--- Data for the task ---
▼▼▼

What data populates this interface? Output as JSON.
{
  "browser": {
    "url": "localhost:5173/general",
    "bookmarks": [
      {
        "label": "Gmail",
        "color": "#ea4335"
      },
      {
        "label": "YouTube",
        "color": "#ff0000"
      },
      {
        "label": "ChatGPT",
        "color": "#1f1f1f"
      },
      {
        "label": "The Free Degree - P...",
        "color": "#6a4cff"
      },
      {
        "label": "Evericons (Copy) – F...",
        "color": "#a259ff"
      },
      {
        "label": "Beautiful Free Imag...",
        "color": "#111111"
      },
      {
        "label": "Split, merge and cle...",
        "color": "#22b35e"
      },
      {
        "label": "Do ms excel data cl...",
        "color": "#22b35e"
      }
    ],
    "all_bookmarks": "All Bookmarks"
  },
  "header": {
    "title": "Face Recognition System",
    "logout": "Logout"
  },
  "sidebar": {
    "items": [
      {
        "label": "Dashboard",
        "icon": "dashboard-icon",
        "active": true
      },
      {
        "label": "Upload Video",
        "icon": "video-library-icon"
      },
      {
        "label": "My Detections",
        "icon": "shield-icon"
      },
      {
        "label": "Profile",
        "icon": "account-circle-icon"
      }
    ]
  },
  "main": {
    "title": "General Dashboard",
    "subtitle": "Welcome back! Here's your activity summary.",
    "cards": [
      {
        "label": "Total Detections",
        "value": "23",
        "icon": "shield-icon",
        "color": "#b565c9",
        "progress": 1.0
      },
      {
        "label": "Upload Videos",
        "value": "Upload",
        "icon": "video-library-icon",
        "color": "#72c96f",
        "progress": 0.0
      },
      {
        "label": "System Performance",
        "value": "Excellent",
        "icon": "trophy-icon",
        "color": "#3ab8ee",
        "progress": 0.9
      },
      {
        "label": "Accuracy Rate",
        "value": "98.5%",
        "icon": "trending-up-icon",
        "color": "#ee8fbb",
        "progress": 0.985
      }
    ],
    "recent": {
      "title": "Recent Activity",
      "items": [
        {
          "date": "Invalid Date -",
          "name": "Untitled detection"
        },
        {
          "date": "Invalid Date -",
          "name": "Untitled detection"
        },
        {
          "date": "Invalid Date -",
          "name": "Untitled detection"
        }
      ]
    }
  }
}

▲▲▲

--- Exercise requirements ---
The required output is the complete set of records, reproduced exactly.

--- Reply ---
What data populates this interface? Output as JSON.
{
  "browser": {
    "url": "localhost:5173/general",
    "bookmarks": [
      {
        "label": "Gmail",
        "color": "#ea4335"
      },
      {
        "label": "YouTube",
        "color": "#ff0000"
      },
      {
        "label": "ChatGPT",
        "color": "#1f1f1f"
      },
      {
        "label": "The Free Degree - P...",
        "color": "#6a4cff"
      },
      {
        "label": "Evericons (Copy) – F...",
        "color": "#a259ff"
      },
      {
        "label": "Beautiful Free Imag...",
        "color": "#111111"
      },
      {
        "label": "Split, merge and cle...",
        "color": "#22b35e"
      },
      {
        "label": "Do ms excel data cl...",
        "color": "#22b35e"
      }
    ],
    "all_bookmarks": "All Bookmarks"
  },
  "header": {
    "title": "Face Recognition System",
    "logout": "Logout"
  },
  "sidebar": {
    "items": [
      {
        "label": "Dashboard",
        "icon": "dashboard-icon",
        "active": true
      },
      {
        "label": "Upload Video",
        "icon": "video-library-icon"
      },
      {
        "label": "My Detections",
        "icon": "shield-icon"
      },
      {
        "label": "Profile",
        "icon": "account-circle-icon"
      }
    ]
  },
  "main": {
    "title": "General Dashboard",
    "subtitle": "Welcome back! Here's your activity summary.",
    "cards": [
      {
        "label": "Total Detections",
        "value": "23",
        "icon": "shield-icon",
        "color": "#b565c9",
        "progress": 1.0
      },
      {
        "label": "Upload Videos",
        "value": "Upload",
        "icon": "video-library-icon",
        "color": "#72c96f",
        "progress": 0.0
      },
      {
        "label": "System Performance",
        "value": "Excellent",
        "icon": "trophy-icon",
        "color": "#3ab8ee",
        "progress": 0.9
      },
      {
        "label": "Accuracy Rate",
        "value": "98.5%",
        "icon": "trending-up-icon",
        "color": "#ee8fbb",
        "progress": 0.985
      }
    ],
    "recent": {
      "title": "Recent Activity",
      "items": [
        {
          "date": "Invalid Date -",
          "name": "Untitled detection"
        },
        {
          "date": "Invalid Date -",
          "name": "Untitled detection"
        },
        {
          "date": "Invalid Date -",
          "name": "Untitled detection"
        }
      ]
    }
  }
}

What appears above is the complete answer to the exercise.